::: Material provided

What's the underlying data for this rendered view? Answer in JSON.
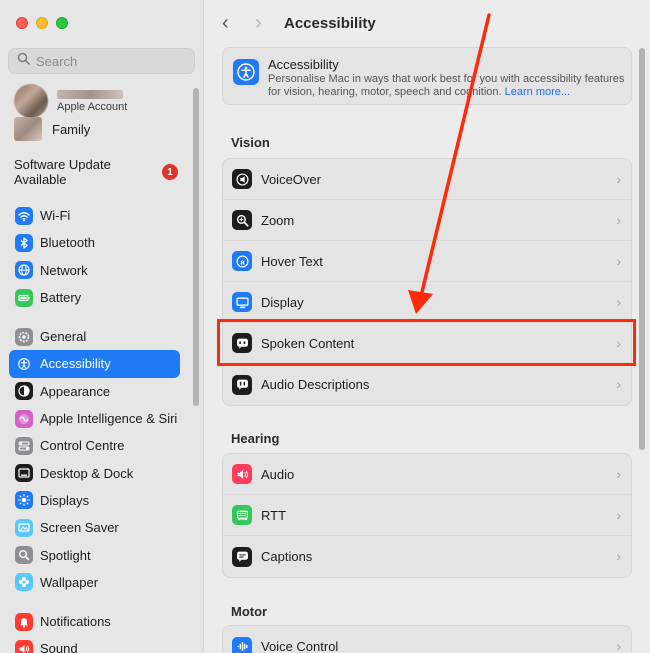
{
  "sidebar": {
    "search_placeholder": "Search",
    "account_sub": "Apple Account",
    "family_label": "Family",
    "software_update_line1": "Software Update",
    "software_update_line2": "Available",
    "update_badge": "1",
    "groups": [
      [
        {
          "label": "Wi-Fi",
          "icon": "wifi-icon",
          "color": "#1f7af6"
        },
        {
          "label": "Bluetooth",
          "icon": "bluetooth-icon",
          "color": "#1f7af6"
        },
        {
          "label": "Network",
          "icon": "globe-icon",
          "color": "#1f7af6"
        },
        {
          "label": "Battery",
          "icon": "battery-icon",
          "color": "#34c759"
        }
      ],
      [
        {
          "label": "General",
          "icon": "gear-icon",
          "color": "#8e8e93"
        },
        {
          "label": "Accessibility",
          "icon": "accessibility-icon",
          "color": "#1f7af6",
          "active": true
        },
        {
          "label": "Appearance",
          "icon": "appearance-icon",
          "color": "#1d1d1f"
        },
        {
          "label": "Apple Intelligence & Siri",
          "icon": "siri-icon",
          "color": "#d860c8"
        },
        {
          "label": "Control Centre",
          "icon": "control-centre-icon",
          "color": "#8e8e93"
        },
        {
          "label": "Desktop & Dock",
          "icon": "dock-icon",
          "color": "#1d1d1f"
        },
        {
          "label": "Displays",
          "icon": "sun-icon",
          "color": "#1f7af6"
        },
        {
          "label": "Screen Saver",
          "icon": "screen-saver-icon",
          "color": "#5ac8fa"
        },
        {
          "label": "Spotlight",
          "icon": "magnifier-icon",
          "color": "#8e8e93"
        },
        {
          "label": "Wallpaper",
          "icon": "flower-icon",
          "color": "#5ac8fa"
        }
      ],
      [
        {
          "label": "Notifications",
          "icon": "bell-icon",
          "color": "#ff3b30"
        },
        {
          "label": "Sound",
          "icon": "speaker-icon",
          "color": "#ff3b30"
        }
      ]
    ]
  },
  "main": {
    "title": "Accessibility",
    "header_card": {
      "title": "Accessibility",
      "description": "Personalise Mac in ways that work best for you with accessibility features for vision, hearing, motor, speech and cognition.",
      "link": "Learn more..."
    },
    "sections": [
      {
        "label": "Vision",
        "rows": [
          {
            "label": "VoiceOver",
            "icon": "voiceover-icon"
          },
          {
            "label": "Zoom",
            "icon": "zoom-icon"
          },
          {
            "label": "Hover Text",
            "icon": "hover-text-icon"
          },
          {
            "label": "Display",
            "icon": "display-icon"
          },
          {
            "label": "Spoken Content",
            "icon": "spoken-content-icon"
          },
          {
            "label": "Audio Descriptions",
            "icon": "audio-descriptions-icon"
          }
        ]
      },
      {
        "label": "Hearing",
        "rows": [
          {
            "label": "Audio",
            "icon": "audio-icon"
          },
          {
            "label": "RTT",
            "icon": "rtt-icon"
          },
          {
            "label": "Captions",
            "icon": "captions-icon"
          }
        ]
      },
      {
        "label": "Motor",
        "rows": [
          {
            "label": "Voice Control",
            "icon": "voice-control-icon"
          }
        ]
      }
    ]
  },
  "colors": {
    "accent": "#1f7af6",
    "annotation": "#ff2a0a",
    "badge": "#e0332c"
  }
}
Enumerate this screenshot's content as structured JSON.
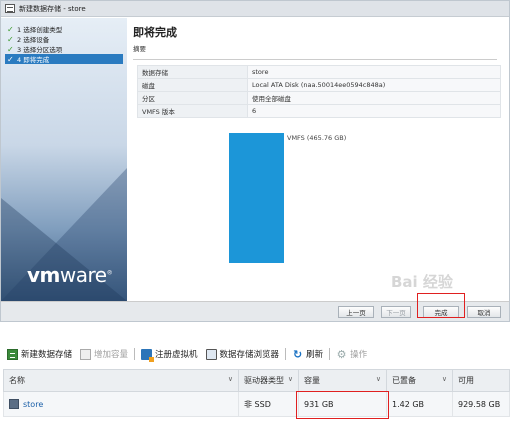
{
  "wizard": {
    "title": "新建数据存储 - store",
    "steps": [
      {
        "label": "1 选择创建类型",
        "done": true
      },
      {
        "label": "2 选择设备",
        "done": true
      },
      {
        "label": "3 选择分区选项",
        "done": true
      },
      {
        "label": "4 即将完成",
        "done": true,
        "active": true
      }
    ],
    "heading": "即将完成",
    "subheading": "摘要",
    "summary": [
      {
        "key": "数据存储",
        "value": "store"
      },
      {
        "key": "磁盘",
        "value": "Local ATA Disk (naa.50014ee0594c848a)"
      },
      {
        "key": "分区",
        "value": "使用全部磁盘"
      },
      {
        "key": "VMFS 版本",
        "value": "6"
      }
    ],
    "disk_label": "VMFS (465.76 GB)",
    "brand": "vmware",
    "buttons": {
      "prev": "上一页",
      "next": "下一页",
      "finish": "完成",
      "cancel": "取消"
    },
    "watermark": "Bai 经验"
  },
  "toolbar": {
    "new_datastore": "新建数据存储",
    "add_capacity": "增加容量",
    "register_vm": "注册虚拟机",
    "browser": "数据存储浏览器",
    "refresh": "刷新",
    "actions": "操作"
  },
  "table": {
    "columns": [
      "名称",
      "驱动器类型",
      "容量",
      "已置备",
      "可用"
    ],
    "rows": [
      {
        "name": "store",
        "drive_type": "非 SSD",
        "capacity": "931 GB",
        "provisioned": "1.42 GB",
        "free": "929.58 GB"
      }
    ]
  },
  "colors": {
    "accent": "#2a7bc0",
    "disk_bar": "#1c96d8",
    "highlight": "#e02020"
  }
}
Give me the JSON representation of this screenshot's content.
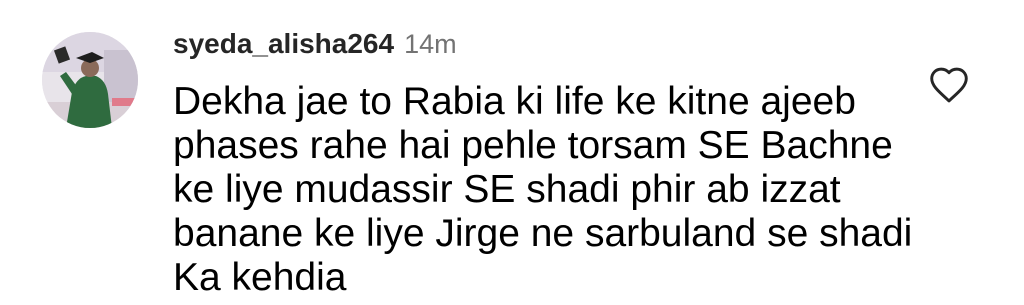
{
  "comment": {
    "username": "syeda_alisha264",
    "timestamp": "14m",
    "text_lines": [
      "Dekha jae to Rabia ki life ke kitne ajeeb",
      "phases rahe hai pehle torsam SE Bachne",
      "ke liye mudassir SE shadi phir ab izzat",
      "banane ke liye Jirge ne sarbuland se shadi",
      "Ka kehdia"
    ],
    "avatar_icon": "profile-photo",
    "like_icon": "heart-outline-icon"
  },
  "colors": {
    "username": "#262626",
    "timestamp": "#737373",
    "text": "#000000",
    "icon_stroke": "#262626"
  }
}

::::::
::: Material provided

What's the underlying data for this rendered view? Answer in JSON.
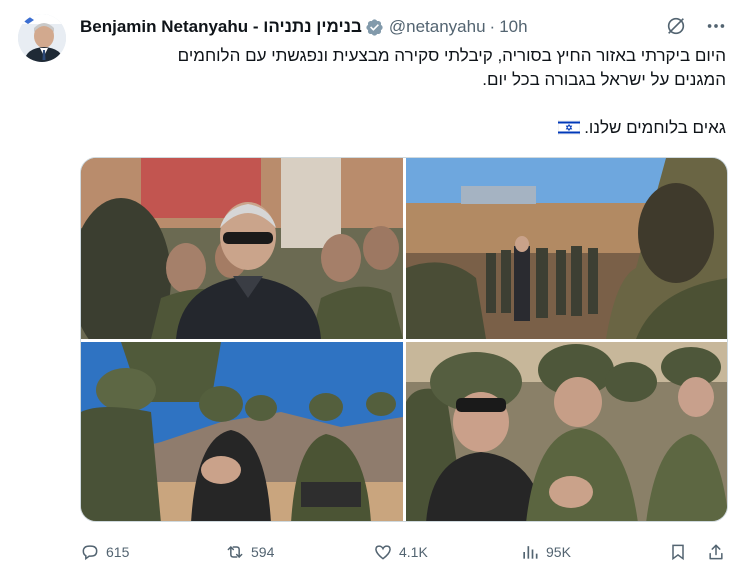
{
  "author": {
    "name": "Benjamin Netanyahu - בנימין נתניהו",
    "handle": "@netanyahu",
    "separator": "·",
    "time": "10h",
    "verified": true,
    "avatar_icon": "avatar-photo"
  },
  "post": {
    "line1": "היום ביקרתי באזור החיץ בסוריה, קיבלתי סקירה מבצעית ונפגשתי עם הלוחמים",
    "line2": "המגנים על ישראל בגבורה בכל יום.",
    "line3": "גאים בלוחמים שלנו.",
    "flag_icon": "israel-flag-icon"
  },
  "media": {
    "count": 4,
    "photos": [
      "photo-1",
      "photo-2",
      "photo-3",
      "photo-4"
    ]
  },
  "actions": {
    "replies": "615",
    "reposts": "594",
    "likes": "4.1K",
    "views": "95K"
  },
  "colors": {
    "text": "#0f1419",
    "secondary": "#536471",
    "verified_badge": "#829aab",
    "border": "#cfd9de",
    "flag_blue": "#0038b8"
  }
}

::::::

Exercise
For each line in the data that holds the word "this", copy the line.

Reply
What's the underlying data for this rendered view? Answer in JSON.
Enumerate this screenshot's content as structured JSON.
Give me the JSON representation of this screenshot's content.
What's the underlying data for this rendered view? Answer in JSON.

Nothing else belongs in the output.